═════ LISTED ENTRIES

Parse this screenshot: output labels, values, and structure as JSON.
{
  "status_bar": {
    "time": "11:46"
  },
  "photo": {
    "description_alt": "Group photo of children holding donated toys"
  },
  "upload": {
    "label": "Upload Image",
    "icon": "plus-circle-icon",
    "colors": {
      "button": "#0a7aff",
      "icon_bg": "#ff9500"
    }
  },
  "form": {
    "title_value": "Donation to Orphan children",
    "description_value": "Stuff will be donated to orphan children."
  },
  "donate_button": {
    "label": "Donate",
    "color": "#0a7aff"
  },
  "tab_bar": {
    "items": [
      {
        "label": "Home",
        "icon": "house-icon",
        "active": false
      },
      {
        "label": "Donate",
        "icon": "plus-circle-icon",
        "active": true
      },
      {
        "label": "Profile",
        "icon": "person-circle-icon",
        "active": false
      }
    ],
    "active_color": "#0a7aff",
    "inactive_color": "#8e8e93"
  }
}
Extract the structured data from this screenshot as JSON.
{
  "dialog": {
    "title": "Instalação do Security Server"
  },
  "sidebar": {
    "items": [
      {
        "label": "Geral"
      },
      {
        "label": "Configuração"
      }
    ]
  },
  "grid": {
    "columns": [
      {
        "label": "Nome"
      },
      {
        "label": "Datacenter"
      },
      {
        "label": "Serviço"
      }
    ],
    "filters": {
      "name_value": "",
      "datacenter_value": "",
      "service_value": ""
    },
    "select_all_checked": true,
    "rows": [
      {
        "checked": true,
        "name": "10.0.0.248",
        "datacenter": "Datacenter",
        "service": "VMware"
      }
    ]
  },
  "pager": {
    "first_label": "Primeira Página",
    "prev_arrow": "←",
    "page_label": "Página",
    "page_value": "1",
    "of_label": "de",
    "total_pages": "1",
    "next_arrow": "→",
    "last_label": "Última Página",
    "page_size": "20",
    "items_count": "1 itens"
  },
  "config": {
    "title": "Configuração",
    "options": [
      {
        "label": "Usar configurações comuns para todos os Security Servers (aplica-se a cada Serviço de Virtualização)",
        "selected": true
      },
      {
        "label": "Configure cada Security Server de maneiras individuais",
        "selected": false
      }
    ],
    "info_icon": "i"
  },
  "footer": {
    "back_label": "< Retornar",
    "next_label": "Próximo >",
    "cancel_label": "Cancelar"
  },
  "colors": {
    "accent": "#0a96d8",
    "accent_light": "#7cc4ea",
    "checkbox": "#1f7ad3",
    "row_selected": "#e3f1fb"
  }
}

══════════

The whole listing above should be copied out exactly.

Parse this screenshot: output labels, values, and structure as JSON.
{
  "status_bar": {
    "time": "11:46"
  },
  "photo": {
    "description_alt": "Group photo of children holding donated toys"
  },
  "upload": {
    "label": "Upload Image",
    "icon": "plus-circle-icon",
    "colors": {
      "button": "#0a7aff",
      "icon_bg": "#ff9500"
    }
  },
  "form": {
    "title_value": "Donation to Orphan children",
    "description_value": "Stuff will be donated to orphan children."
  },
  "donate_button": {
    "label": "Donate",
    "color": "#0a7aff"
  },
  "tab_bar": {
    "items": [
      {
        "label": "Home",
        "icon": "house-icon",
        "active": false
      },
      {
        "label": "Donate",
        "icon": "plus-circle-icon",
        "active": true
      },
      {
        "label": "Profile",
        "icon": "person-circle-icon",
        "active": false
      }
    ],
    "active_color": "#0a7aff",
    "inactive_color": "#8e8e93"
  }
}
Extract the structured data from this screenshot as JSON.
{
  "dialog": {
    "title": "Instalação do Security Server"
  },
  "sidebar": {
    "items": [
      {
        "label": "Geral"
      },
      {
        "label": "Configuração"
      }
    ]
  },
  "grid": {
    "columns": [
      {
        "label": "Nome"
      },
      {
        "label": "Datacenter"
      },
      {
        "label": "Serviço"
      }
    ],
    "filters": {
      "name_value": "",
      "datacenter_value": "",
      "service_value": ""
    },
    "select_all_checked": true,
    "rows": [
      {
        "checked": true,
        "name": "10.0.0.248",
        "datacenter": "Datacenter",
        "service": "VMware"
      }
    ]
  },
  "pager": {
    "first_label": "Primeira Página",
    "prev_arrow": "←",
    "page_label": "Página",
    "page_value": "1",
    "of_label": "de",
    "total_pages": "1",
    "next_arrow": "→",
    "last_label": "Última Página",
    "page_size": "20",
    "items_count": "1 itens"
  },
  "config": {
    "title": "Configuração",
    "options": [
      {
        "label": "Usar configurações comuns para todos os Security Servers (aplica-se a cada Serviço de Virtualização)",
        "selected": true
      },
      {
        "label": "Configure cada Security Server de maneiras individuais",
        "selected": false
      }
    ],
    "info_icon": "i"
  },
  "footer": {
    "back_label": "< Retornar",
    "next_label": "Próximo >",
    "cancel_label": "Cancelar"
  },
  "colors": {
    "accent": "#0a96d8",
    "accent_light": "#7cc4ea",
    "checkbox": "#1f7ad3",
    "row_selected": "#e3f1fb"
  }
}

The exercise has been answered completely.